§ WHAT TO WORK ON: Report each line of the entries that includes "date" by copying it.

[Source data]
****************************************
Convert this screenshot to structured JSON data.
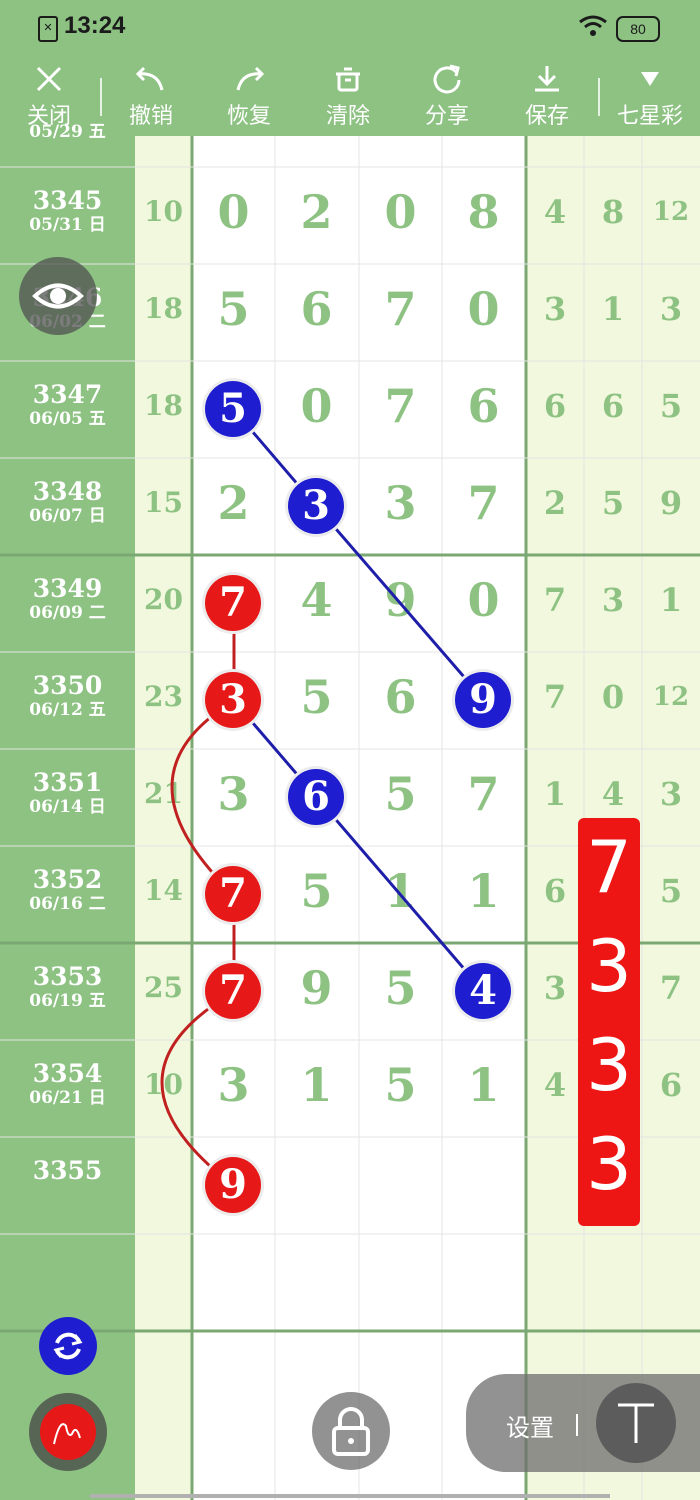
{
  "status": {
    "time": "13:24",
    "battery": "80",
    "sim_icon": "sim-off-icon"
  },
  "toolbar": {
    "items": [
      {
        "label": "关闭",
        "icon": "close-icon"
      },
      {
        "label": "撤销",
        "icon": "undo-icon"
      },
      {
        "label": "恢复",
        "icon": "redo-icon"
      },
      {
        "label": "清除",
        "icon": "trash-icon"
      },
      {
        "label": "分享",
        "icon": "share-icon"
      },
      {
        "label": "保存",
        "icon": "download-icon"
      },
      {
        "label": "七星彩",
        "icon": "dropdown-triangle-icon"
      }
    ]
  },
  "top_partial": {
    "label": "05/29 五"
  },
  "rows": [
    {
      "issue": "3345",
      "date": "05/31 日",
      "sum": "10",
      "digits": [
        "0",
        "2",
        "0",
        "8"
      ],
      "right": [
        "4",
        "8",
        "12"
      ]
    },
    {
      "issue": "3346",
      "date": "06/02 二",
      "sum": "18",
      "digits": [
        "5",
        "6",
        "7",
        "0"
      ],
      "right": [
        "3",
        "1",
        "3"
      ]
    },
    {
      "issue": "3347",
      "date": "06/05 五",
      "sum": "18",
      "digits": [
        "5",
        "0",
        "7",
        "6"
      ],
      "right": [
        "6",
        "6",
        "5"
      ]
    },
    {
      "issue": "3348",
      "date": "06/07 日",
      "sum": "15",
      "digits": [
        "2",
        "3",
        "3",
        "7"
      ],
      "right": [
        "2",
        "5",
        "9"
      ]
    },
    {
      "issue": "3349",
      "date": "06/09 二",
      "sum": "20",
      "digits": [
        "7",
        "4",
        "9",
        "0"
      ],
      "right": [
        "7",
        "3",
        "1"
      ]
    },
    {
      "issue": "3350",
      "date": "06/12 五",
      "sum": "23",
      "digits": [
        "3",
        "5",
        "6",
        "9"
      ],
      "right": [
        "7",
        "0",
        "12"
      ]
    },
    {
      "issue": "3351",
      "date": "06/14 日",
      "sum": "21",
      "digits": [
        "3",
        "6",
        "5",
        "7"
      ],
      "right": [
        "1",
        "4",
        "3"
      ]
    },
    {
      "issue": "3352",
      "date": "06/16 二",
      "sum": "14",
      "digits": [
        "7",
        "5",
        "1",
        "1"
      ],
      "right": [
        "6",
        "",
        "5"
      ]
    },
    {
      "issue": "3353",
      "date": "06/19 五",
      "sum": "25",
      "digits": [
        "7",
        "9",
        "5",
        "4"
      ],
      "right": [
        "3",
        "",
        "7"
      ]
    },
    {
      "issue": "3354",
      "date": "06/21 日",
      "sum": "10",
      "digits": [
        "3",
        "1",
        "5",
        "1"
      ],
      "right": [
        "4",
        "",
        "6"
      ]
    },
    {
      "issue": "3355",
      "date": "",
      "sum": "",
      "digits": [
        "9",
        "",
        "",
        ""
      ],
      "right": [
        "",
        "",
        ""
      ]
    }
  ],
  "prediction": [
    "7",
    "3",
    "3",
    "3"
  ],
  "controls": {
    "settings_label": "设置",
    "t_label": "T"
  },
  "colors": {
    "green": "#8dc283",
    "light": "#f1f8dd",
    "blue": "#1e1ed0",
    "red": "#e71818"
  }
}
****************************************
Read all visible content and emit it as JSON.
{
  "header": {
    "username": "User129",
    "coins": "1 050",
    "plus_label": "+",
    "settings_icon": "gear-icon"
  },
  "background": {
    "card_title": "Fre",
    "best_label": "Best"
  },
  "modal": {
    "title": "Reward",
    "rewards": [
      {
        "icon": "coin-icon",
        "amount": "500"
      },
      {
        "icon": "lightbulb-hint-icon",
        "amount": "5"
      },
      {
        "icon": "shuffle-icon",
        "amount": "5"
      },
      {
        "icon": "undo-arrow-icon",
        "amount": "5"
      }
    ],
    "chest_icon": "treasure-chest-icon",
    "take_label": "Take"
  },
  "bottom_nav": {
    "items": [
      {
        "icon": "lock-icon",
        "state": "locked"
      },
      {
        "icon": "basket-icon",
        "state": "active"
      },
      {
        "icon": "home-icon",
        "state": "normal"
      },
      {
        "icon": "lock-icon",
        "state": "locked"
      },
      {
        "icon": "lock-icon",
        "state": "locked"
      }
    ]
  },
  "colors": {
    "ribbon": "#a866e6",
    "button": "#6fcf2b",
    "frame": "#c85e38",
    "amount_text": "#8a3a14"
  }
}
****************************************
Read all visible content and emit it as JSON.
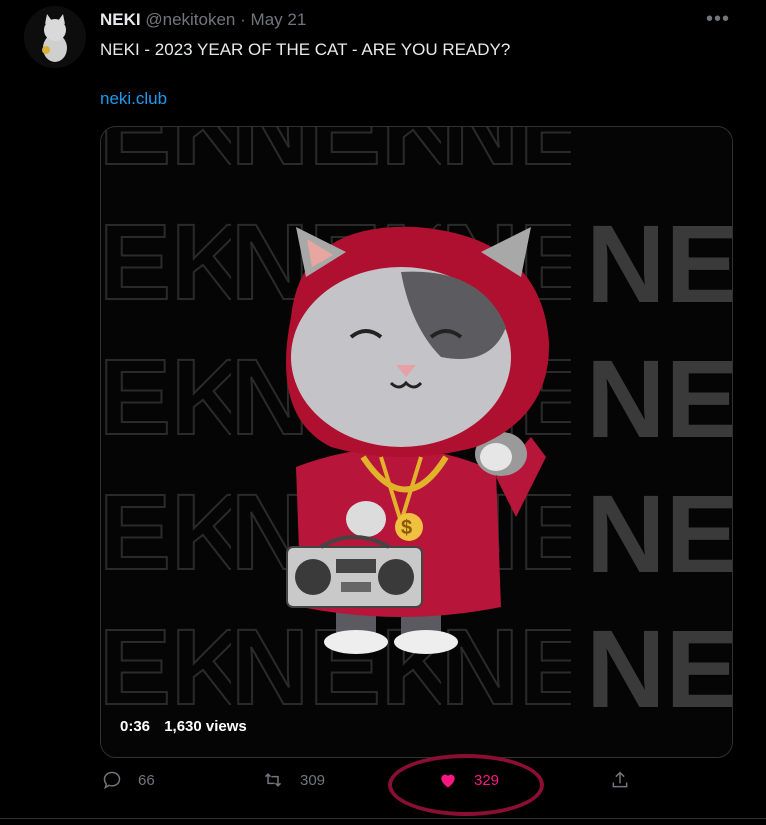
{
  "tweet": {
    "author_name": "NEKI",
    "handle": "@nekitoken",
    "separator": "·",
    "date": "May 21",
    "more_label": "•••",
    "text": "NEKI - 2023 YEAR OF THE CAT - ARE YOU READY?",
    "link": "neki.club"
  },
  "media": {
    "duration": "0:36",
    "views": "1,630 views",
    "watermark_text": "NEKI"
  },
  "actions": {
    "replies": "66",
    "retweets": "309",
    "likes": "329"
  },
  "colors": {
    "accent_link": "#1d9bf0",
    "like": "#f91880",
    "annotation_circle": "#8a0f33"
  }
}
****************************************
§ OUTPUT FOR THIS EXERCISE:
      "date": "05/31 日",
      "date": "06/02 二",
      "date": "06/05 五",
      "date": "06/07 日",
      "date": "06/09 二",
      "date": "06/12 五",
      "date": "06/14 日",
      "date": "06/16 二",
      "date": "06/19 五",
      "date": "06/21 日",
      "date": "",
    "date": "May 21",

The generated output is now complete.